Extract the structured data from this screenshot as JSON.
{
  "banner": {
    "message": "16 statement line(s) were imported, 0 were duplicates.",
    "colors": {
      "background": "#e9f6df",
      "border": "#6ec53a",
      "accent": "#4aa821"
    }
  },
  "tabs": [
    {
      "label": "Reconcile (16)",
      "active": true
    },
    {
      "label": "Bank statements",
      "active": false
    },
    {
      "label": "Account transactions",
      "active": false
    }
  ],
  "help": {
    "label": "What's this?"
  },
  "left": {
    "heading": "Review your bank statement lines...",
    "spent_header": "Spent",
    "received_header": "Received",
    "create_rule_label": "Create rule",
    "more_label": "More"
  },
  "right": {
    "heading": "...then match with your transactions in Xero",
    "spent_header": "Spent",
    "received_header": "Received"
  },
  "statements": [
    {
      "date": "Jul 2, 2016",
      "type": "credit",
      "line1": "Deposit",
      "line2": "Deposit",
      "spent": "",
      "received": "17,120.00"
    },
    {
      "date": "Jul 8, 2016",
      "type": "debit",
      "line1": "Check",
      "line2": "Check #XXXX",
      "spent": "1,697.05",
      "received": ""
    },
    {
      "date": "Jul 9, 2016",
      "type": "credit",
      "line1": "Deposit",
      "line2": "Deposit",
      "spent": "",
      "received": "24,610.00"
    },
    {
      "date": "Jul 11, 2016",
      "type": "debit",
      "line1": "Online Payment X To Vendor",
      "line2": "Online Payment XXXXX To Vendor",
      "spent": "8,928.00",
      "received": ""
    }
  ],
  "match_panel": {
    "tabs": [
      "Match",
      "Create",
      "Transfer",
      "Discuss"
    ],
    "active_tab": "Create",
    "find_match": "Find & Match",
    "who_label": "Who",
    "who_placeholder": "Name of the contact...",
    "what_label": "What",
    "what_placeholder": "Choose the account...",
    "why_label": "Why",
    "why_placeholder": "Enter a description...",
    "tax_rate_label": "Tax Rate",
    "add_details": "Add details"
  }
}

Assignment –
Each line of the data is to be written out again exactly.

Final answer –
Extract the structured data from this screenshot as JSON.
{
  "banner": {
    "message": "16 statement line(s) were imported, 0 were duplicates.",
    "colors": {
      "background": "#e9f6df",
      "border": "#6ec53a",
      "accent": "#4aa821"
    }
  },
  "tabs": [
    {
      "label": "Reconcile (16)",
      "active": true
    },
    {
      "label": "Bank statements",
      "active": false
    },
    {
      "label": "Account transactions",
      "active": false
    }
  ],
  "help": {
    "label": "What's this?"
  },
  "left": {
    "heading": "Review your bank statement lines...",
    "spent_header": "Spent",
    "received_header": "Received",
    "create_rule_label": "Create rule",
    "more_label": "More"
  },
  "right": {
    "heading": "...then match with your transactions in Xero",
    "spent_header": "Spent",
    "received_header": "Received"
  },
  "statements": [
    {
      "date": "Jul 2, 2016",
      "type": "credit",
      "line1": "Deposit",
      "line2": "Deposit",
      "spent": "",
      "received": "17,120.00"
    },
    {
      "date": "Jul 8, 2016",
      "type": "debit",
      "line1": "Check",
      "line2": "Check #XXXX",
      "spent": "1,697.05",
      "received": ""
    },
    {
      "date": "Jul 9, 2016",
      "type": "credit",
      "line1": "Deposit",
      "line2": "Deposit",
      "spent": "",
      "received": "24,610.00"
    },
    {
      "date": "Jul 11, 2016",
      "type": "debit",
      "line1": "Online Payment X To Vendor",
      "line2": "Online Payment XXXXX To Vendor",
      "spent": "8,928.00",
      "received": ""
    }
  ],
  "match_panel": {
    "tabs": [
      "Match",
      "Create",
      "Transfer",
      "Discuss"
    ],
    "active_tab": "Create",
    "find_match": "Find & Match",
    "who_label": "Who",
    "who_placeholder": "Name of the contact...",
    "what_label": "What",
    "what_placeholder": "Choose the account...",
    "why_label": "Why",
    "why_placeholder": "Enter a description...",
    "tax_rate_label": "Tax Rate",
    "add_details": "Add details"
  }
}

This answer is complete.